    And to make signing it less threatening, I only asked for a signature. No address, phone number, or email. Just a John Hancock in the style of , well, John Hancock.

    And the button, was even simpler. It read: Fourth Amendment, Est 1791, sorta in the form of sign outside an old saloon.

    My goal was simplest of all. Get these people to think, even if ever so fleetingly, about one of our key founding principles on a day when they were ostensibly celebrating the Nation’s birth.
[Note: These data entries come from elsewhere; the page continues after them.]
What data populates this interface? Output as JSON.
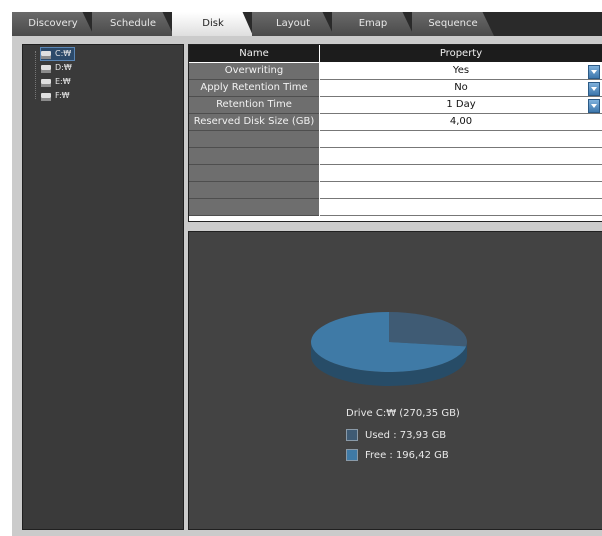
{
  "tabs": [
    {
      "label": "Discovery",
      "active": false
    },
    {
      "label": "Schedule",
      "active": false
    },
    {
      "label": "Disk",
      "active": true
    },
    {
      "label": "Layout",
      "active": false
    },
    {
      "label": "Emap",
      "active": false
    },
    {
      "label": "Sequence",
      "active": false
    }
  ],
  "drives": [
    {
      "label": "C:₩",
      "selected": true
    },
    {
      "label": "D:₩",
      "selected": false
    },
    {
      "label": "E:₩",
      "selected": false
    },
    {
      "label": "F:₩",
      "selected": false
    }
  ],
  "grid": {
    "header_name": "Name",
    "header_property": "Property",
    "rows": [
      {
        "name": "Overwriting",
        "value": "Yes",
        "dropdown": true
      },
      {
        "name": "Apply Retention Time",
        "value": "No",
        "dropdown": true
      },
      {
        "name": "Retention Time",
        "value": "1 Day",
        "dropdown": true
      },
      {
        "name": "Reserved Disk Size (GB)",
        "value": "4,00",
        "dropdown": false
      },
      {
        "name": "",
        "value": "",
        "dropdown": false
      },
      {
        "name": "",
        "value": "",
        "dropdown": false
      },
      {
        "name": "",
        "value": "",
        "dropdown": false
      },
      {
        "name": "",
        "value": "",
        "dropdown": false
      },
      {
        "name": "",
        "value": "",
        "dropdown": false
      }
    ]
  },
  "chart_data": {
    "type": "pie",
    "title": "Drive C:₩ (270,35 GB)",
    "series": [
      {
        "name": "Used",
        "label": "Used : 73,93 GB",
        "value": 73.93,
        "color": "#3f5b74"
      },
      {
        "name": "Free",
        "label": "Free : 196,42 GB",
        "value": 196.42,
        "color": "#3f7aa6"
      }
    ]
  },
  "colors": {
    "accent": "#3f7aa6",
    "panel": "#434343",
    "tabbar": "#2a2a2a"
  }
}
    I’ll spare you a long list of the low-lights (there really were no high-lights as I was all but ignored), but allow me share the most depressing. And no, it was not being told on two separate occasions that I should be out supporting the Second Amendment, not the Fourth. After all, as these deep-thinkers informed me, without the Second Amendment, there would be no Fourth as we know it today. (I suppose that they were right in the sense that without the second, the fourth would have been the third, but I think they had something else in mind.)

    No. The most deflating moment came when I noticed a rising star of democracy, or should I say Democratocracy, the bright young State Assemblyman from Woodbury, walking in the direction of my table. Here surely I would find a home for one of my neglected, lonely buttons.
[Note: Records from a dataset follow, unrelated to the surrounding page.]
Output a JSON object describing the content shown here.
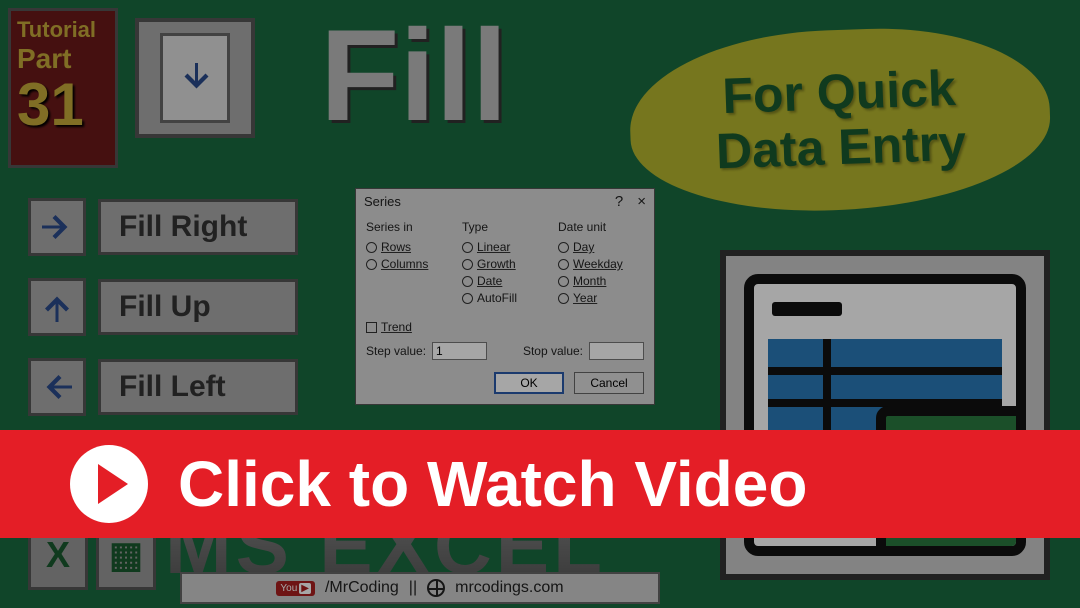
{
  "badge": {
    "line1": "Tutorial",
    "line2": "Part",
    "number": "31"
  },
  "title": "Fill",
  "blob": {
    "line1": "For Quick",
    "line2": "Data Entry"
  },
  "fill_options": {
    "right": "Fill Right",
    "up": "Fill Up",
    "left": "Fill Left"
  },
  "dialog": {
    "title": "Series",
    "help": "?",
    "close": "×",
    "cols": {
      "series_in": {
        "header": "Series in",
        "rows": "Rows",
        "columns": "Columns"
      },
      "type": {
        "header": "Type",
        "linear": "Linear",
        "growth": "Growth",
        "date": "Date",
        "autofill": "AutoFill"
      },
      "date_unit": {
        "header": "Date unit",
        "day": "Day",
        "weekday": "Weekday",
        "month": "Month",
        "year": "Year"
      }
    },
    "trend": "Trend",
    "step_label": "Step value:",
    "step_value": "1",
    "stop_label": "Stop value:",
    "stop_value": "",
    "ok": "OK",
    "cancel": "Cancel"
  },
  "ms_excel": "MS EXCEL",
  "footer": {
    "youtube_prefix": "YouTube",
    "channel": "/MrCoding",
    "sep": "||",
    "site": "mrcodings.com"
  },
  "cta": "Click to Watch Video"
}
    I hawked out to him, “Now you sir, look like a champion of the rule of law. Can I interest you in an opportunity to defend the Fourth on the Fourth”?

    He approached my table and asked what’s it was all about. I told him that I was just trying to spread the alarm about the evaporation of critical Constitutional guarantees to a somnambulist public that, like the proverbial frog in gradually boiling water didn’t seem to have a clue, or give a damn, about what’s going on.
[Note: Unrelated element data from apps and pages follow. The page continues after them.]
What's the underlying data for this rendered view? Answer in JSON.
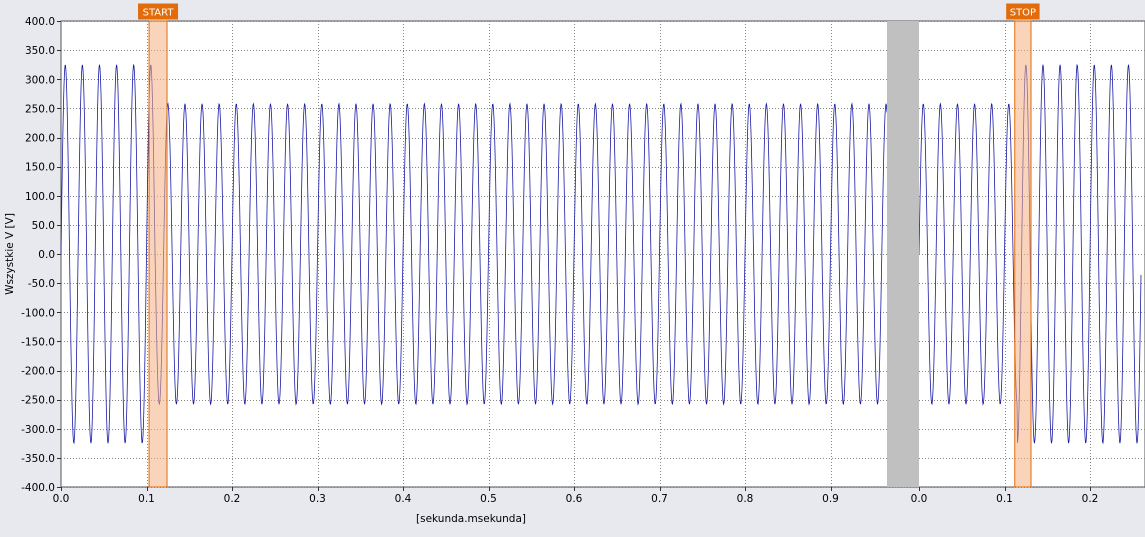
{
  "chart_data": {
    "type": "line",
    "ylabel": "Wszystkie V [V]",
    "xlabel": "[sekunda.msekunda]",
    "ylim": [
      -400,
      400
    ],
    "y_ticks": [
      400,
      350,
      300,
      250,
      200,
      150,
      100,
      50,
      0,
      -50,
      -100,
      -150,
      -200,
      -250,
      -300,
      -350,
      -400
    ],
    "x_ticks_segment1": [
      0.0,
      0.1,
      0.2,
      0.3,
      0.4,
      0.5,
      0.6,
      0.7,
      0.8,
      0.9
    ],
    "x_ticks_segment2": [
      0.0,
      0.1,
      0.2
    ],
    "grid": true,
    "segments": [
      {
        "x_start": 0.0,
        "x_end": 0.97
      },
      {
        "x_start": 0.0,
        "x_end": 0.26
      }
    ],
    "series": [
      {
        "frequency_hz": 50,
        "envelope": [
          {
            "segment": 1,
            "x_from": 0.0,
            "x_to": 0.11,
            "amplitude": 325
          },
          {
            "segment": 1,
            "x_from": 0.11,
            "x_to": 0.97,
            "amplitude": 258
          },
          {
            "segment": 2,
            "x_from": 0.0,
            "x_to": 0.115,
            "amplitude": 258
          },
          {
            "segment": 2,
            "x_from": 0.115,
            "x_to": 0.26,
            "amplitude": 325
          }
        ]
      }
    ],
    "markers": [
      {
        "label": "START",
        "segment": 1,
        "x_from": 0.103,
        "x_to": 0.124
      },
      {
        "label": "STOP",
        "segment": 2,
        "x_from": 0.112,
        "x_to": 0.131
      }
    ],
    "colors": {
      "background": "#e8e8ef",
      "plot_background": "#ffffff",
      "series": "#1a1aa6",
      "marker_fill": "#f4b183",
      "marker_stroke": "#e26b0a",
      "marker_label_bg": "#e26b0a",
      "gap": "#c0c0c0",
      "grid": "#888888"
    }
  }
}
    He mumbled something about being appalled by the NSA over-reaching, so I asked him if he would sign the petition. No, he doesn’t sign petitions he politely informed me. OK. No big deal. I get it. A man seeking the graces of a political machine has to watch his every step.

    So, I asked, how about wearing a button? A very, very non-controversial button remember; Fourth Amendment, Est 1791. Um, no. I won’t do that, he said, but I will take one for my office. Great, a button in a draw has at least a .000703 better chance of being seen as one in a dumpster. So OK, I gave him the button and it disappeared into his pocket.

    Is cautiousness the right word here? Or is it more like pusillanimous?

    Anyhow, next July 4th, if I still want to find some vestige of the fabled American spirit, I’m gonna set up my table not in Cornwall, but in Quito.

  2. Idrea Says:

    Shutting down our computers, smartphones, etc will impede neither hacking nor government snooping. Nothing short of removing our batteries will preclude their capability to peep at us thru our own camera lenses.

  3. Bob Mullin Says:

    It’s difficult to be a private American citizen today. Or should I say impossible?

  4. Russ Layne Says:

    Hey, Bob,

    Just heard yesterday on CBS Radio that only 50% of us feel that Snowden is within his right to have revealed this information. Now THAT’S downright scary. Too many people I’ve spoken with about this issue simply say, “If you’ve got nothing to hide, what’s the problem?”

  5. Ken Says:

    I’ve assumed that someone from government and/or business has been monitoring me for years

  6. e miller Says:


    You always deliver a thought provoking listing. With each successive generation of Americans it seems we as a country allow these intrusions. Doesn’t make it right.

    It is pretty near impossible to be off the grid anymore.

  7. Michael Kaufman Says:

    Great piece, Bob. It seems that taking it for granted has blunted the outrage even for those who find it objectionable. I think something Matt Taibbi wrote the other day about the Bradley Manning trial applies to Snowden as well: “This whole thing, this trial, it all comes down to one simple equation. If you can be punished for making public a crime, then the government doing the punishing is itself criminal.”

Leave a Reply